17 Apr New Federal Report Shows Major Savings for Insulin Users
The U.S. Department of Health and Human Services (HHS) has issued a report crediting a new federal law that places a $35 cap on a month’s supply of insulin with significantly lowering healthcare costs for Medicare patients. The report states that if the cost of insulin were capped at this amount in 2020, 1.5 million seniors across the country would have saved an average of $500 on insulin for the year.
As part of the Inflation Reduction Act, the insulin provisions went into effect on January 1, 2023 for patients with Medicare Part D prescription drug plans, which cover insulin that you inject yourself or use with a disposable insulin pump.
Starting on July 1, 2023, beneficiary cost sharing will be limited to $35 for a month’s supply of insulin under Medicare Part B, which covers insulin that you use with a non-disposable pump through its durable medical equipment provision.

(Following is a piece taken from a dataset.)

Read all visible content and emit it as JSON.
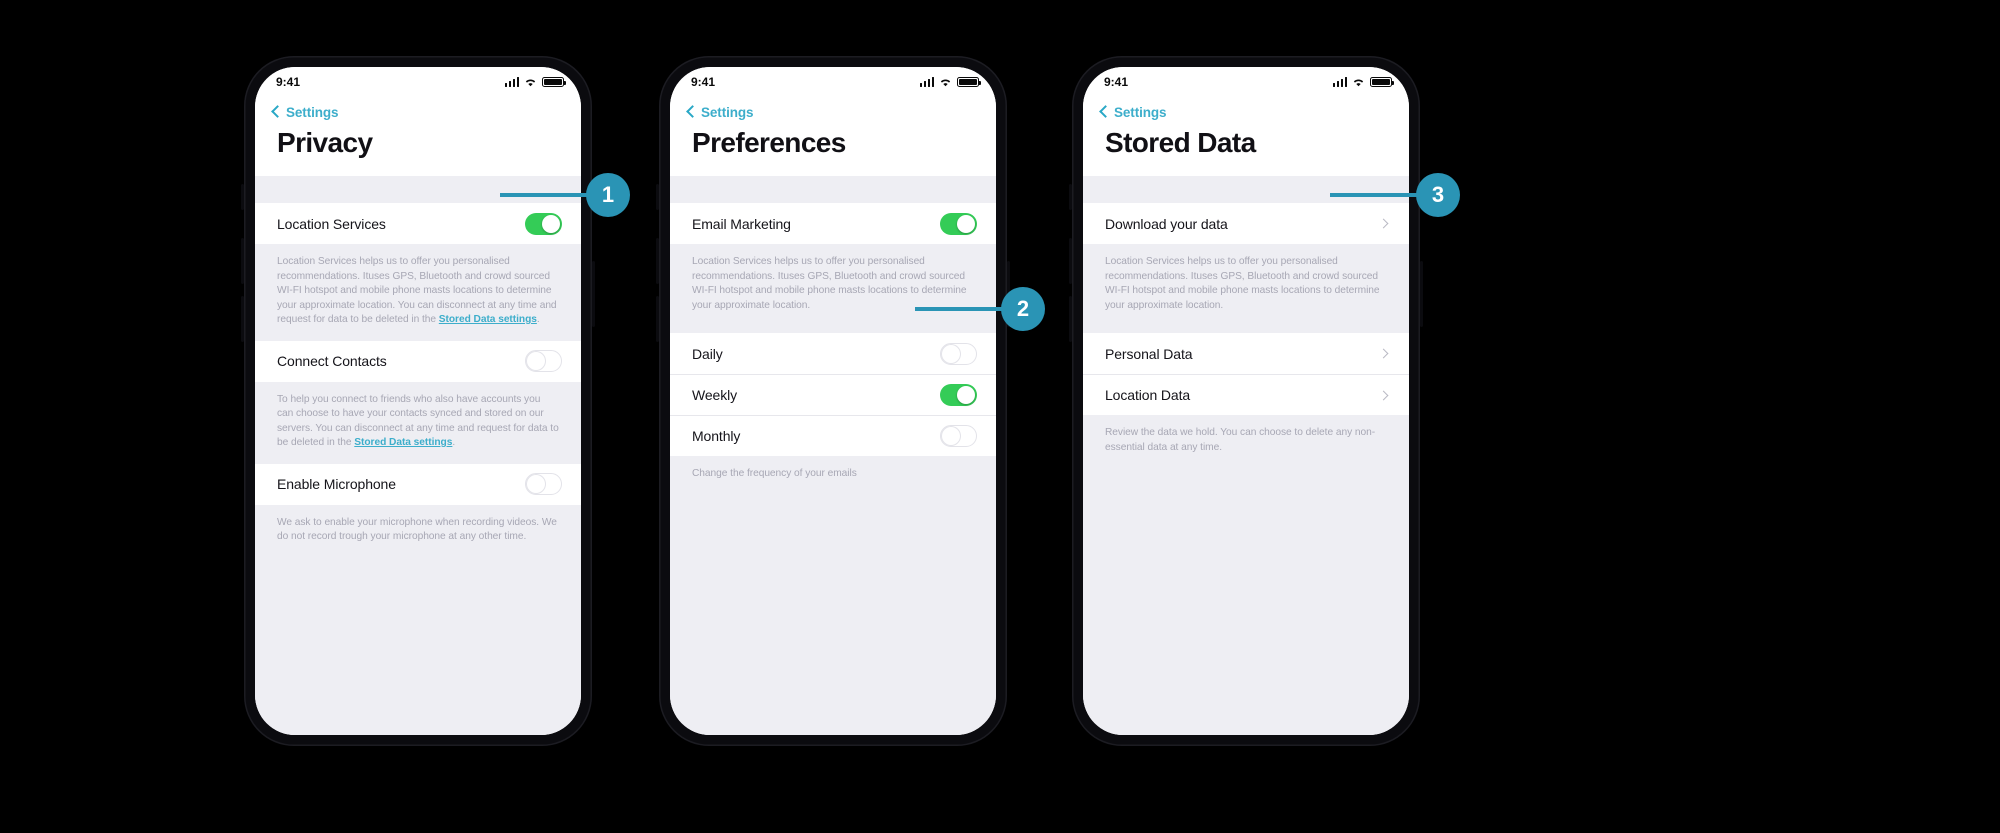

It is important to know that under the current Part D insulin model, participating plans are not required to cover all insulin products at the $35 monthly copayment amount. They must only cover one of each dosage form (vial or pen) and insulin type (rapid-acting, short-acting, intermediate-acting and long-acting).
This means insulin users might need to switch from one insulin product to another to save on their out-of-pocket costs, or switch to a plan that covers their insulin product at the $35 copayment.
The HHS report also includes findings on the critical role insulin plays in the treatment of diabetes, and how insulin affordability affects adherence to insulin treatment and long-term health outcomes. In addition, it lists savings by state and by demographic characteristics including gender, race and ethnicity, and age.
The states with the most people with Medicare projected to benefit from the new Inflation Reduction Act insulin cost savings are Texas with 114,000 beneficiaries, California with 108,000 beneficiaries and Florida with 90,000 beneficiaries.
According to the National Council on Aging, due in part to the rising costs of prescription insulin, diabetes has been the costliest chronic condition in America. Skipping doses, taking less insulin than prescribed or delaying refills can lead to extremely high blood sugar and potentially life-threatening complications.
If you have received a diabetes diagnosis, it is important to see your physician regularly and manage your health through prescribed medications, a nutrition plan and exercise. For more information on diabetes prevention, diagnosis and treatment, please visit:
Pacific Federal is a Zenith American company and subsidiary of Harbour Benefit Holdings, Inc.